Dataset content Block Start

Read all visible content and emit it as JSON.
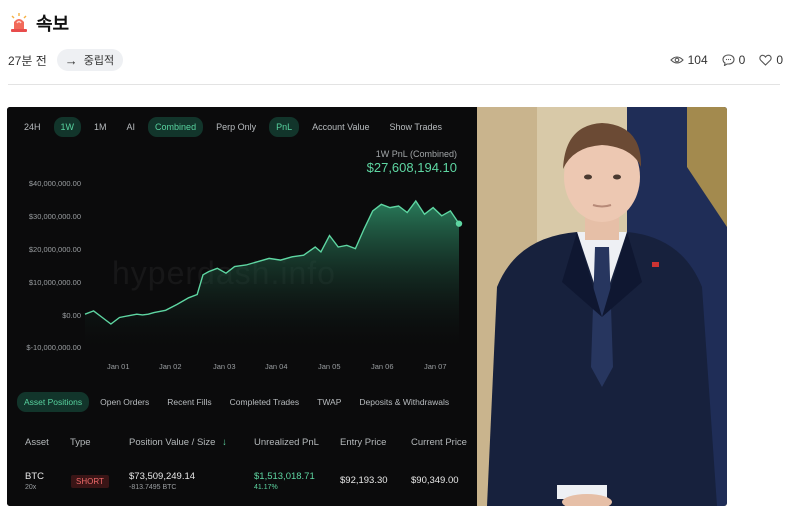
{
  "post": {
    "title": "속보",
    "time_ago": "27분 전",
    "tag_label": "중립적",
    "views": "104",
    "comments": "0",
    "likes": "0"
  },
  "dashboard": {
    "time_tabs": [
      "24H",
      "1W",
      "1M",
      "AI",
      "Combined",
      "Perp Only",
      "PnL",
      "Account Value",
      "Show Trades"
    ],
    "active_time_tabs": [
      "1W",
      "Combined",
      "PnL"
    ],
    "pnl_label": "1W PnL (Combined)",
    "pnl_value": "$27,608,194.10",
    "watermark": "hyperdash.info",
    "position_tabs": [
      "Asset Positions",
      "Open Orders",
      "Recent Fills",
      "Completed Trades",
      "TWAP",
      "Deposits & Withdrawals"
    ],
    "table_headers": [
      "Asset",
      "Type",
      "Position Value / Size",
      "Unrealized PnL",
      "Entry Price",
      "Current Price"
    ],
    "row": {
      "asset": "BTC",
      "leverage": "20x",
      "type": "SHORT",
      "position_value": "$73,509,249.14",
      "size": "-813.7495 BTC",
      "unrealized_pnl": "$1,513,018.71",
      "pnl_pct": "41.17%",
      "entry_price": "$92,193.30",
      "current_price": "$90,349.00"
    }
  },
  "chart_data": {
    "type": "area",
    "title": "1W PnL (Combined)",
    "x_ticks": [
      "Jan 01",
      "Jan 02",
      "Jan 03",
      "Jan 04",
      "Jan 05",
      "Jan 06",
      "Jan 07"
    ],
    "y_ticks": [
      "$40,000,000.00",
      "$30,000,000.00",
      "$20,000,000.00",
      "$10,000,000.00",
      "$0.00",
      "$-10,000,000.00"
    ],
    "ylim": [
      -10000000,
      40000000
    ],
    "series": [
      {
        "x": [
          0,
          0.15,
          0.3,
          0.45,
          0.6,
          0.75,
          0.9,
          1.0,
          1.1,
          1.2,
          1.4,
          1.6,
          1.8,
          1.95,
          2.05,
          2.15,
          2.3,
          2.45,
          2.6,
          2.8,
          3.0,
          3.2,
          3.4,
          3.6,
          3.8,
          4.0,
          4.1,
          4.25,
          4.4,
          4.55,
          4.7,
          4.85,
          5.0,
          5.15,
          5.3,
          5.45,
          5.6,
          5.75,
          5.9,
          6.05,
          6.2,
          6.35,
          6.5
        ],
        "values": [
          0,
          1000000,
          -1000000,
          -3000000,
          -1000000,
          -500000,
          0,
          -200000,
          0,
          500000,
          1200000,
          3000000,
          5000000,
          6000000,
          12000000,
          13000000,
          14000000,
          12500000,
          14500000,
          15000000,
          16000000,
          17000000,
          16500000,
          17500000,
          18000000,
          20500000,
          19000000,
          24000000,
          20500000,
          21000000,
          20000000,
          26000000,
          31500000,
          33500000,
          32500000,
          33000000,
          31000000,
          34500000,
          30500000,
          32500000,
          30000000,
          31500000,
          27608194
        ]
      }
    ]
  }
}
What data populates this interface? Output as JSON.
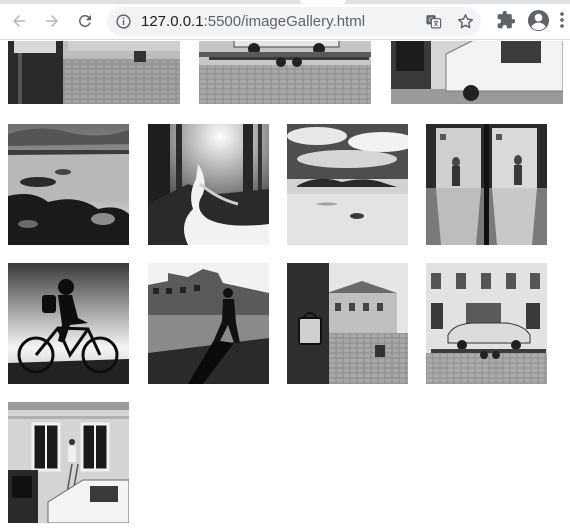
{
  "browser": {
    "url_host": "127.0.0.1",
    "url_path": ":5500/imageGallery.html",
    "icons": {
      "back": "arrow-left-icon",
      "forward": "arrow-right-icon",
      "reload": "reload-icon",
      "site_info": "info-icon",
      "translate": "translate-icon",
      "bookmark": "star-icon",
      "extensions": "puzzle-icon",
      "profile": "account-icon",
      "menu": "kebab-menu-icon"
    }
  },
  "gallery": {
    "style": "black-and-white",
    "images": [
      {
        "subject": "portable toilet on cobblestone street"
      },
      {
        "subject": "vintage car on trailer"
      },
      {
        "subject": "white van and portable toilet"
      },
      {
        "subject": "rocky lake shore under clouds"
      },
      {
        "subject": "forest waterfall"
      },
      {
        "subject": "beach with distant island"
      },
      {
        "subject": "shop window with fashion posters"
      },
      {
        "subject": "cyclist silhouette"
      },
      {
        "subject": "pedestrian silhouette on sunny square"
      },
      {
        "subject": "portable toilet in old town"
      },
      {
        "subject": "vintage car on trailer in front of building"
      },
      {
        "subject": "building facade, man on ladder and van"
      }
    ]
  },
  "colors": {
    "toolbar_bg": "#ffffff",
    "omnibox_bg": "#f1f3f4",
    "icon_gray": "#5f6368",
    "icon_disabled": "#b4b6b9",
    "page_bg": "#ffffff"
  }
}
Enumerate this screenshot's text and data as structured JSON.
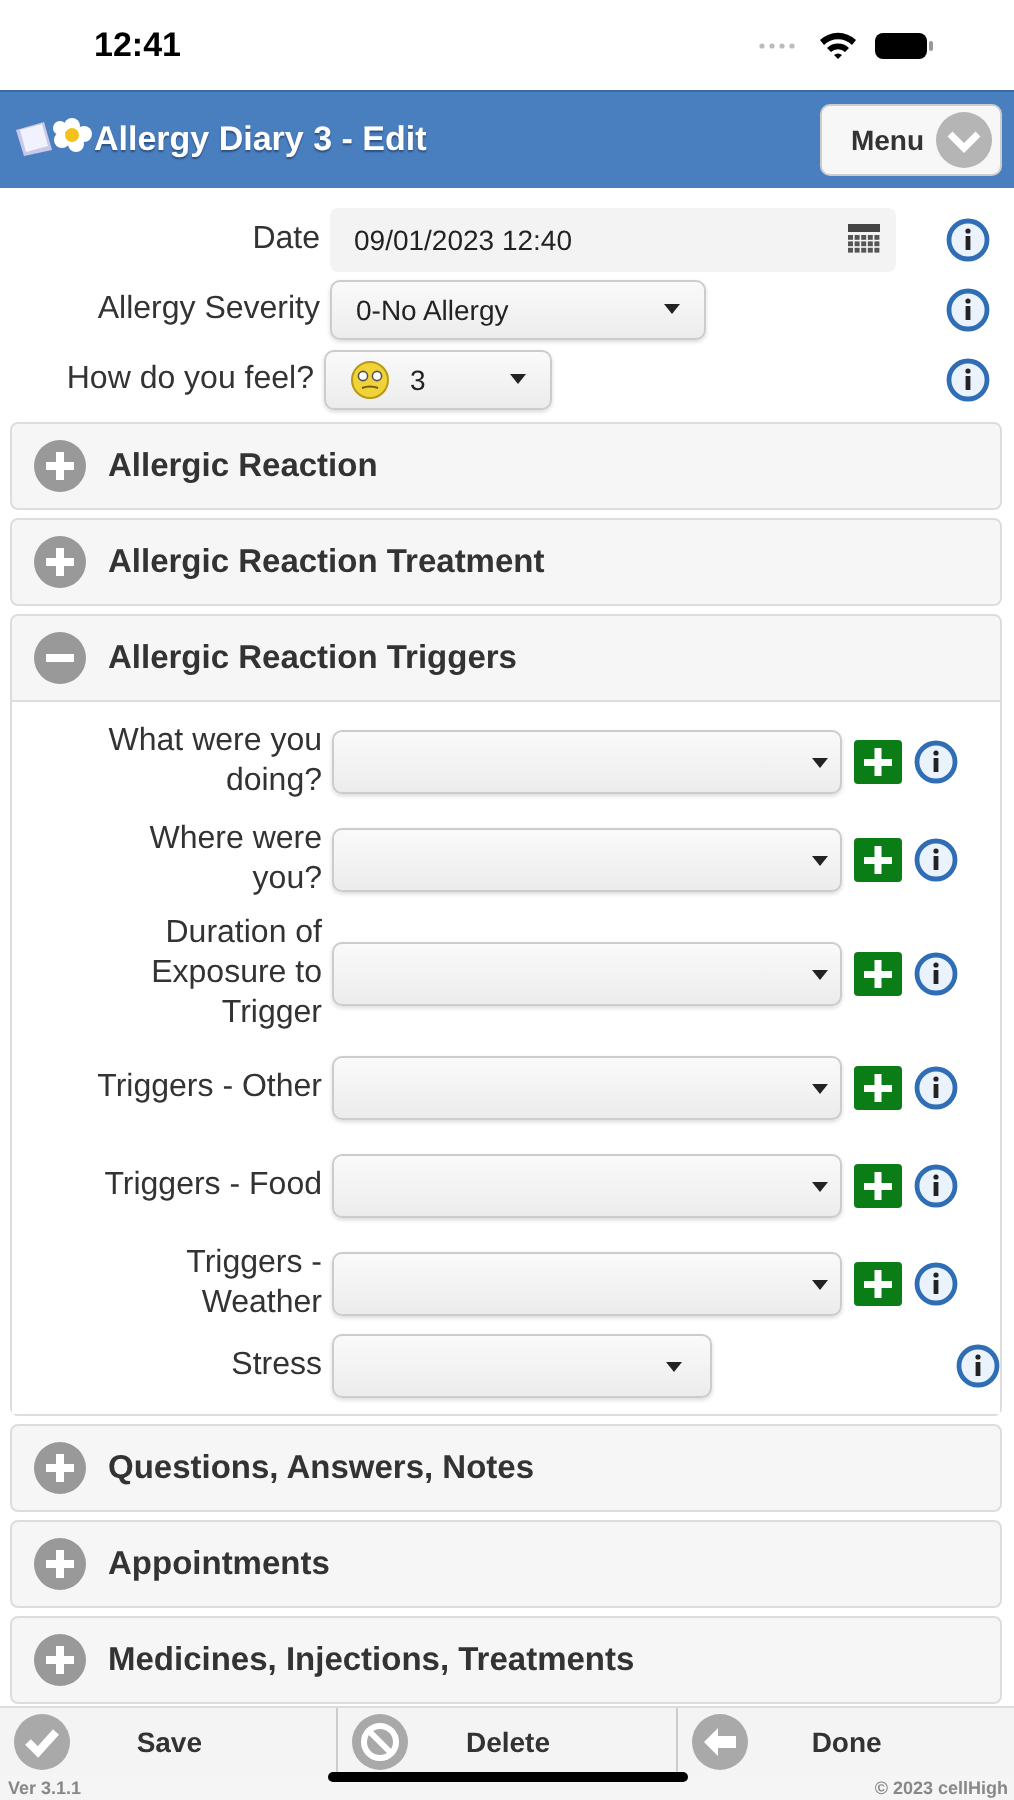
{
  "status_bar": {
    "time": "12:41"
  },
  "header": {
    "title": "Allergy Diary 3 - Edit",
    "menu_button": "Menu"
  },
  "top_fields": [
    {
      "label": "Date",
      "value": "09/01/2023 12:40",
      "kind": "date"
    },
    {
      "label": "Allergy Severity",
      "value": "0-No Allergy",
      "kind": "select"
    },
    {
      "label": "How do you feel?",
      "value": "3",
      "kind": "mood"
    }
  ],
  "sections": [
    {
      "title": "Allergic Reaction",
      "expanded": false
    },
    {
      "title": "Allergic Reaction Treatment",
      "expanded": false
    },
    {
      "title": "Allergic Reaction Triggers",
      "expanded": true,
      "fields": [
        {
          "label": "What were you doing?",
          "kind": "add"
        },
        {
          "label": "Where were you?",
          "kind": "add"
        },
        {
          "label": "Duration of Exposure to Trigger",
          "kind": "add"
        },
        {
          "label": "Triggers - Other",
          "kind": "add"
        },
        {
          "label": "Triggers - Food",
          "kind": "add"
        },
        {
          "label": "Triggers - Weather",
          "kind": "add"
        },
        {
          "label": "Stress",
          "kind": "plain"
        }
      ]
    },
    {
      "title": "Questions, Answers, Notes",
      "expanded": false
    },
    {
      "title": "Appointments",
      "expanded": false
    },
    {
      "title": "Medicines, Injections, Treatments",
      "expanded": false
    }
  ],
  "footer": {
    "buttons": [
      {
        "label": "Save",
        "kind": "check"
      },
      {
        "label": "Delete",
        "kind": "block"
      },
      {
        "label": "Done",
        "kind": "back"
      }
    ],
    "version": "Ver 3.1.1",
    "copyright": "© 2023 cellHigh"
  }
}
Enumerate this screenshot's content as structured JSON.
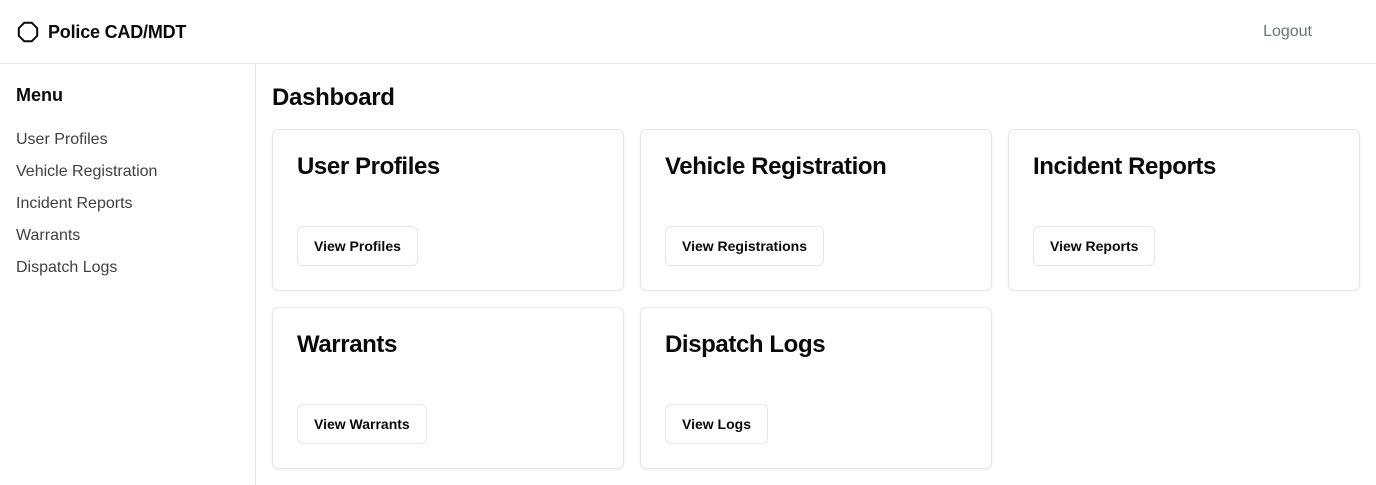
{
  "header": {
    "brand_icon": "octagon-outline-icon",
    "title": "Police CAD/MDT",
    "logout_label": "Logout"
  },
  "sidebar": {
    "title": "Menu",
    "items": [
      {
        "label": "User Profiles"
      },
      {
        "label": "Vehicle Registration"
      },
      {
        "label": "Incident Reports"
      },
      {
        "label": "Warrants"
      },
      {
        "label": "Dispatch Logs"
      }
    ]
  },
  "main": {
    "title": "Dashboard",
    "cards": [
      {
        "title": "User Profiles",
        "button_label": "View Profiles"
      },
      {
        "title": "Vehicle Registration",
        "button_label": "View Registrations"
      },
      {
        "title": "Incident Reports",
        "button_label": "View Reports"
      },
      {
        "title": "Warrants",
        "button_label": "View Warrants"
      },
      {
        "title": "Dispatch Logs",
        "button_label": "View Logs"
      }
    ]
  },
  "colors": {
    "border": "#e5e7eb",
    "text": "#0a0a0a",
    "muted_text": "#6b7280",
    "menu_text": "#404040",
    "background": "#ffffff"
  }
}
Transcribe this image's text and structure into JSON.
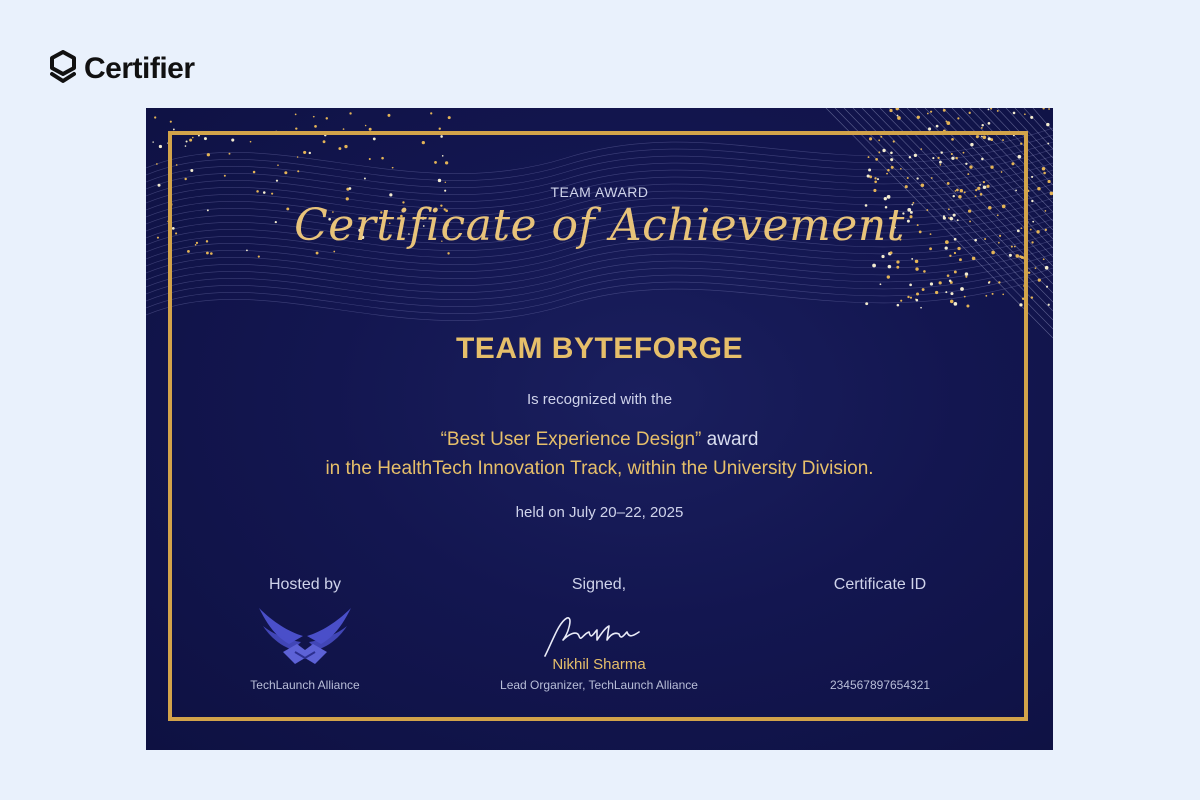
{
  "brand": {
    "name": "Certifier",
    "icon": "shield-chevron-icon"
  },
  "certificate": {
    "kicker": "TEAM AWARD",
    "title": "Certificate of Achievement",
    "recipient": "TEAM BYTEFORGE",
    "intro": "Is recognized with the",
    "award_name": "“Best User Experience Design”",
    "award_suffix": " award",
    "award_context": "in the HealthTech Innovation Track, within the University Division.",
    "held": "held on July 20–22, 2025",
    "hosted": {
      "label": "Hosted by",
      "org": "TechLaunch Alliance",
      "logo_icon": "winged-handshake-icon"
    },
    "signed": {
      "label": "Signed,",
      "name": "Nikhil Sharma",
      "role": "Lead Organizer, TechLaunch Alliance"
    },
    "id_block": {
      "label": "Certificate ID",
      "value": "234567897654321"
    }
  },
  "colors": {
    "page_background": "#e9f1fc",
    "certificate_background": "#131650",
    "gold": "#d2a34a",
    "gold_text": "#e6bf6a",
    "muted_text": "#cfd3ea",
    "logo_purple": "#4a4fc9"
  }
}
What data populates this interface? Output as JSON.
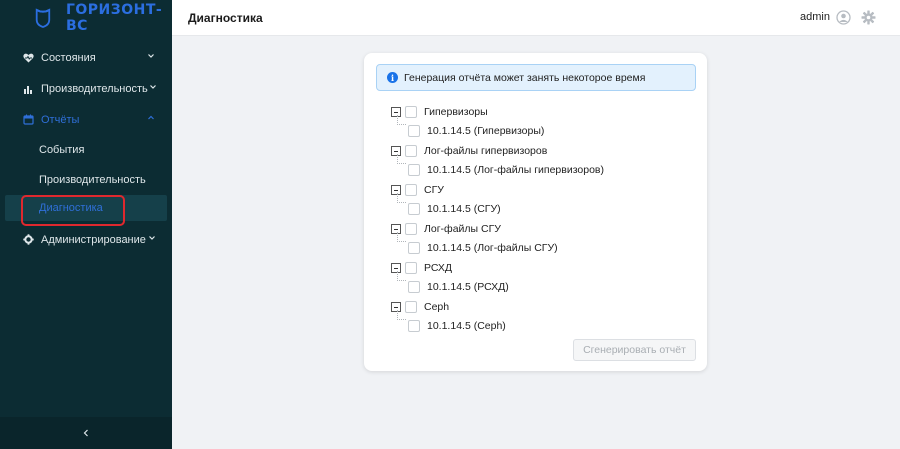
{
  "brand": {
    "name": "ГОРИЗОНТ-ВС"
  },
  "sidebar": {
    "items": [
      {
        "label": "Состояния",
        "icon": "heart-icon"
      },
      {
        "label": "Производительность",
        "icon": "bar-chart-icon"
      },
      {
        "label": "Отчёты",
        "icon": "calendar-icon",
        "open": true,
        "children": [
          {
            "label": "События"
          },
          {
            "label": "Производительность"
          },
          {
            "label": "Диагностика",
            "active": true
          }
        ]
      },
      {
        "label": "Администрирование",
        "icon": "gear-icon"
      }
    ],
    "collapse_label": "<"
  },
  "header": {
    "title": "Диагностика",
    "user": "admin"
  },
  "main": {
    "info": "Генерация отчёта может занять некоторое время",
    "tree": [
      {
        "label": "Гипервизоры",
        "child": "10.1.14.5 (Гипервизоры)"
      },
      {
        "label": "Лог-файлы гипервизоров",
        "child": "10.1.14.5 (Лог-файлы гипервизоров)"
      },
      {
        "label": "СГУ",
        "child": "10.1.14.5 (СГУ)"
      },
      {
        "label": "Лог-файлы СГУ",
        "child": "10.1.14.5 (Лог-файлы СГУ)"
      },
      {
        "label": "РСХД",
        "child": "10.1.14.5 (РСХД)"
      },
      {
        "label": "Ceph",
        "child": "10.1.14.5 (Ceph)"
      }
    ],
    "generate_button": "Сгенерировать отчёт"
  },
  "colors": {
    "sidebar_bg": "#0c2c33",
    "accent": "#2f6fd8",
    "highlight": "#e0282e",
    "info_bg": "#e3f1fd"
  }
}
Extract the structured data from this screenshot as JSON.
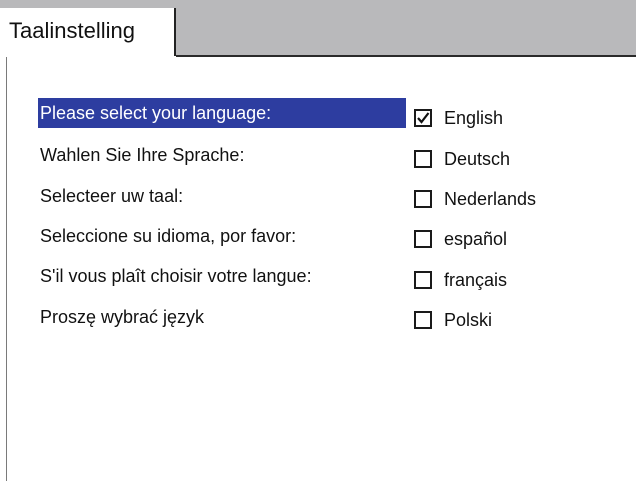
{
  "tab": {
    "label": "Taalinstelling"
  },
  "prompts": [
    {
      "text": "Please select your language:",
      "selected": true
    },
    {
      "text": "Wahlen Sie Ihre Sprache:",
      "selected": false
    },
    {
      "text": "Selecteer uw taal:",
      "selected": false
    },
    {
      "text": "Seleccione su idioma, por favor:",
      "selected": false
    },
    {
      "text": "S'il vous plaît choisir votre langue:",
      "selected": false
    },
    {
      "text": "Proszę wybrać język",
      "selected": false
    }
  ],
  "languages": [
    {
      "label": "English",
      "checked": true
    },
    {
      "label": "Deutsch",
      "checked": false
    },
    {
      "label": "Nederlands",
      "checked": false
    },
    {
      "label": "español",
      "checked": false
    },
    {
      "label": "français",
      "checked": false
    },
    {
      "label": "Polski",
      "checked": false
    }
  ],
  "colors": {
    "selection_background": "#2d3da0",
    "tabbar_background": "#b9b9bb"
  },
  "icons": {
    "checked": "checkmark-icon"
  }
}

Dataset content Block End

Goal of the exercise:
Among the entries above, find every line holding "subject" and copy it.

Exercise answer:
        "subject": "portable toilet on cobblestone street"
        "subject": "vintage car on trailer"
        "subject": "white van and portable toilet"
        "subject": "rocky lake shore under clouds"
        "subject": "forest waterfall"
        "subject": "beach with distant island"
        "subject": "shop window with fashion posters"
        "subject": "cyclist silhouette"
        "subject": "pedestrian silhouette on sunny square"
        "subject": "portable toilet in old town"
        "subject": "vintage car on trailer in front of building"
        "subject": "building facade, man on ladder and van"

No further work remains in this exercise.